plasmacytoid dendritic cells; GM-CSF; STAT5; development; FLT3
24.  Dysfunctional DC subsets in RCC patients: Ex vivo correction to yield an effective anti-cancer vaccine 
Molecular immunology  2008;46(5):893-901.
Dendritic cells (DCs) are potent antigen-presenting cells responsible for the activation and functional polarization of specific T cells. In patients with renal cell carcinoma (RCC) and other cancers, coordinate DC and T cell defects have been reported. In particular, DC and T cell functional subsets that are not conducive to tumor clearance are hypothesized to predominate in patients with advanced-stage disease. Two major peripheral blood DC subsets have been identified in humans: myeloid dendritic cells (mDCs) and plasmacytoid dendritic cells (pDCs) that are believed to mediate contrasting effects on cancer immunity.

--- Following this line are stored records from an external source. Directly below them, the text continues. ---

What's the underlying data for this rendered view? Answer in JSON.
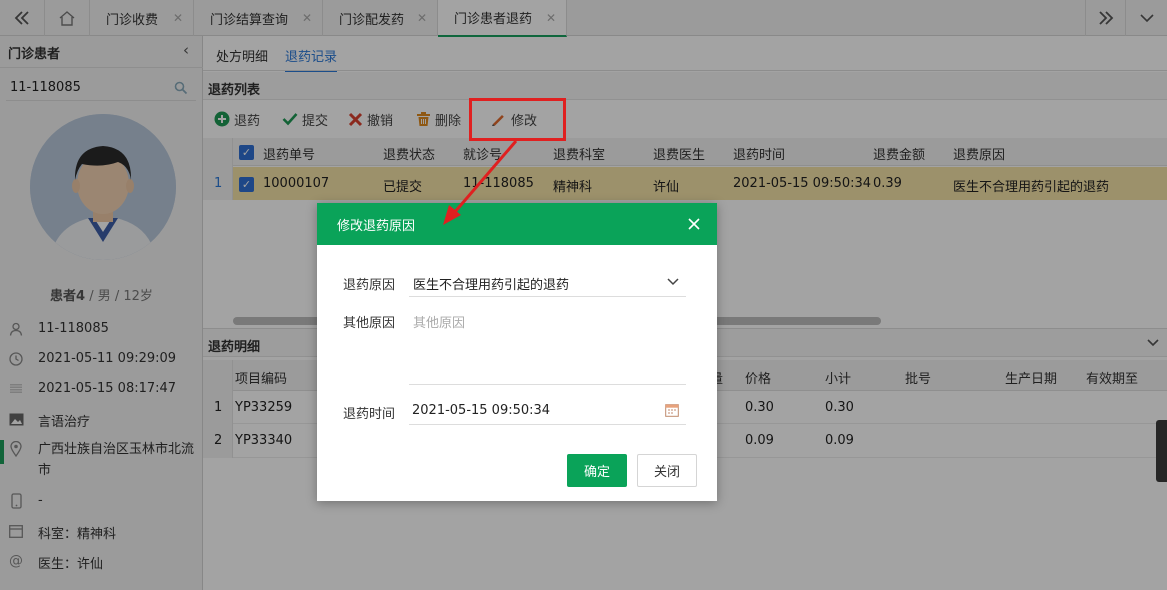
{
  "top_tabs": [
    {
      "label": "门诊收费"
    },
    {
      "label": "门诊结算查询"
    },
    {
      "label": "门诊配发药"
    },
    {
      "label": "门诊患者退药"
    }
  ],
  "left": {
    "title": "门诊患者",
    "search_value": "11-118085",
    "patient_name": "患者4",
    "patient_meta": " / 男 / 12岁",
    "rows": [
      {
        "icon": "person-icon",
        "text": "11-118085"
      },
      {
        "icon": "clock-icon",
        "text": "2021-05-11 09:29:09"
      },
      {
        "icon": "barcode-icon",
        "text": "2021-05-15 08:17:47"
      },
      {
        "icon": "image-icon",
        "text": "言语治疗"
      },
      {
        "icon": "location-icon",
        "text": "广西壮族自治区玉林市北流市"
      },
      {
        "icon": "phone-icon",
        "text": "-"
      },
      {
        "icon": "window-icon",
        "text": "科室：精神科"
      },
      {
        "icon": "at-icon",
        "text": "医生：许仙"
      }
    ]
  },
  "subtabs": [
    "处方明细",
    "退药记录"
  ],
  "return_list": {
    "title": "退药列表",
    "toolbar": [
      "退药",
      "提交",
      "撤销",
      "删除",
      "修改"
    ],
    "headers": [
      "退药单号",
      "退费状态",
      "就诊号",
      "退费科室",
      "退费医生",
      "退药时间",
      "退费金额",
      "退费原因"
    ],
    "row": {
      "index": "1",
      "no": "10000107",
      "status": "已提交",
      "visit": "11-118085",
      "dept": "精神科",
      "doctor": "许仙",
      "time": "2021-05-15 09:50:34",
      "amount": "0.39",
      "reason": "医生不合理用药引起的退药"
    }
  },
  "detail": {
    "title": "退药明细",
    "headers": [
      "项目编码",
      "量",
      "价格",
      "小计",
      "批号",
      "生产日期",
      "有效期至"
    ],
    "rows": [
      {
        "index": "1",
        "code": "YP33259",
        "price": "0.30",
        "subtotal": "0.30"
      },
      {
        "index": "2",
        "code": "YP33340",
        "price": "0.09",
        "subtotal": "0.09"
      }
    ]
  },
  "dialog": {
    "title": "修改退药原因",
    "reason_label": "退药原因",
    "reason_value": "医生不合理用药引起的退药",
    "other_label": "其他原因",
    "other_placeholder": "其他原因",
    "time_label": "退药时间",
    "time_value": "2021-05-15 09:50:34",
    "ok": "确定",
    "close": "关闭"
  },
  "colors": {
    "accent": "#0aa359",
    "highlight": "#f5e3a8",
    "annotation": "#e02020",
    "link": "#2b79d8"
  }
}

Given the lack of information regarding DC subsets in patients with RCC, in the present study we have investigated the comparative frequencies and activation states of mDC and pDC in peripheral blood, cancer tissues and lymph nodes of patients with RCC using flow cytometry and immunohistochemistry. Three monoclonal antibodies (mAbs) reactive against specific DC subsets (BDCA-2 or BDCA-4 for pDC and BDCA-1 and BDCA-3 which represent two distinct subsets of mDC, mDC1 and mDC2, respectively) were employed. We observed a significant reduction of both DC subsets in the peripheral blood of patients as compared to normal donors. Similarly, both mDC and pDC were recruited in large numbers into RCC tumor tissues, where they displayed an immature phenotype (DC-LAMP−) and appeared unable to differentiate into mature DC (CD83+) that were competent to migrate to draining lymph nodes.
However, we were readily able to generate ex vivo mDC from RCC patients. These DC stimulated robust anti-tumor CTL in vitro and would be envisioned for use in DC-based vaccines applied in patients with RCC whose existing immune system is judged dysfunctional, anergic or prone to undergo apoptosis.

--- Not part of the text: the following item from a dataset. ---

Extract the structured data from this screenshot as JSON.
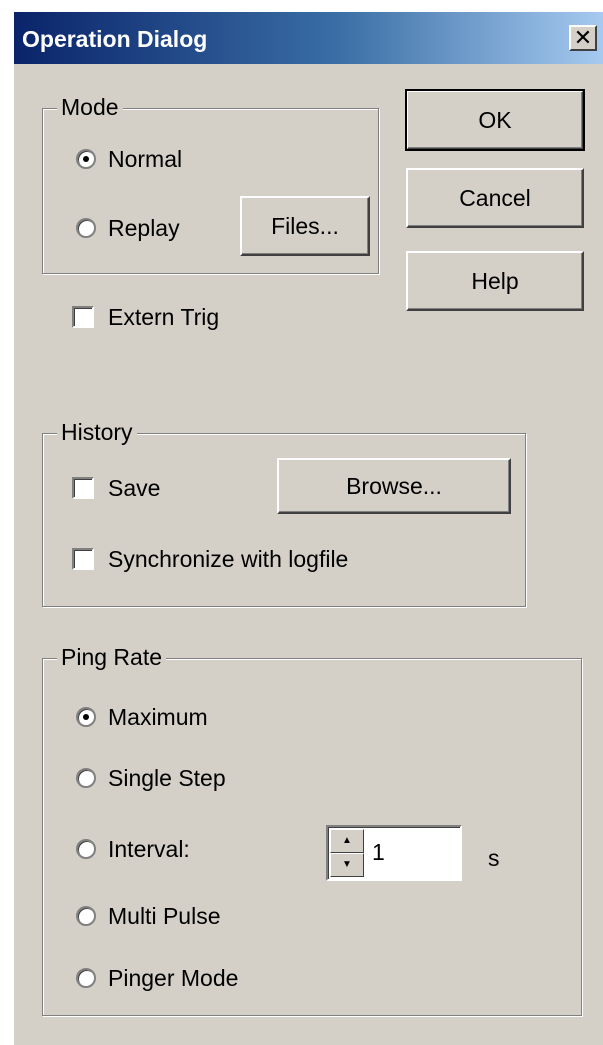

PMCID: PMC3427923  PMID: 19041139
Renal cell carcinoma; dendritic cells; lymph nodes; confocal microscopy; T cell response

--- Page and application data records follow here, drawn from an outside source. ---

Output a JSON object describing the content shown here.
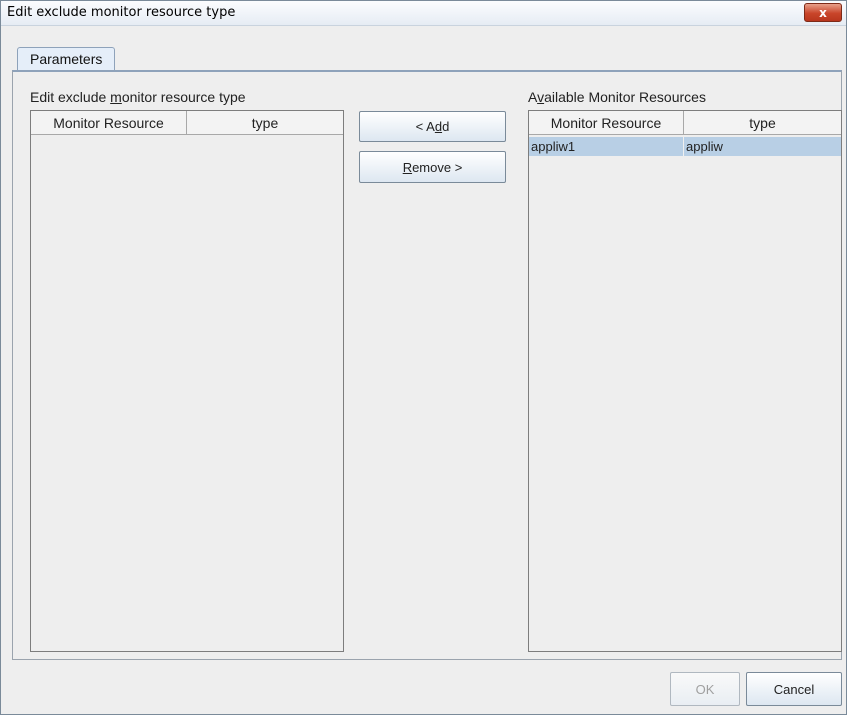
{
  "window": {
    "title": "Edit exclude monitor resource type",
    "close_glyph": "x"
  },
  "tabs": [
    {
      "label": "Parameters"
    }
  ],
  "left_panel": {
    "label_pre": "Edit exclude ",
    "label_mnemonic": "m",
    "label_post": "onitor resource type",
    "columns": [
      "Monitor Resource",
      "type"
    ],
    "rows": []
  },
  "buttons": {
    "add_pre": "< A",
    "add_mnemonic": "d",
    "add_post": "d",
    "remove_mnemonic": "R",
    "remove_post": "emove >",
    "ok": "OK",
    "cancel": "Cancel"
  },
  "right_panel": {
    "label_pre": "A",
    "label_mnemonic": "v",
    "label_post": "ailable Monitor Resources",
    "columns": [
      "Monitor Resource",
      "type"
    ],
    "rows": [
      {
        "monitor_resource": "appliw1",
        "type": "appliw",
        "selected": true
      }
    ]
  },
  "colors": {
    "selected_row": "#b8cfe5",
    "close_button": "#c9452a"
  },
  "icons": {
    "close": "close-icon"
  }
}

25.  The equivalents of human blood and spleen dendritic cell subtypes can be generated in vitro from human CD34+ stem cells in the presence of fms-like tyrosine kinase 3 ligand and thrombopoietin 
Dendritic cells (DCs) are immune cells specialized to capture, process and present antigen to T cells in order to initiate an appropriate adaptive immune response. The study of mouse DC has revealed a heterogeneous population of cells that differ in their development, surface phenotype and function. The study of human blood and spleen has shown the presence of two subsets of conventional DC including the CD1b/c+ and CD141+CLEC9A+ conventional DC (cDC) and a plasmacytoid DC (pDC) that is CD304+CD123+. Studies on these subpopulations have revealed phenotypic and functional differences that are similar to those described in the mouse. In this study, the three DC subsets have been generated in vitro from human CD34+ precursors in the presence of fms-like tyrosine kinase 3 ligand (Flt3L) and thrombopoietin (TPO). The DC subsets so generated, including the CD1b/c+ and CLEC9A+ cDCs and CD123+ pDCs, were largely similar to their blood and spleen counterparts with respect to surface phenotype, toll-like receptor and transcription factor expression, capacity to stimulate T cells, cytokine secretion and cross-presentation of antigens. This system may be utilized to study aspects of DC development and function not possible in vivo.
PMCID: PMC4002222  PMID: 23085949
dendritic cells; fms-like tyrosine kinase 3 ligand; thrombopoietin

Results 1-25 (1450569)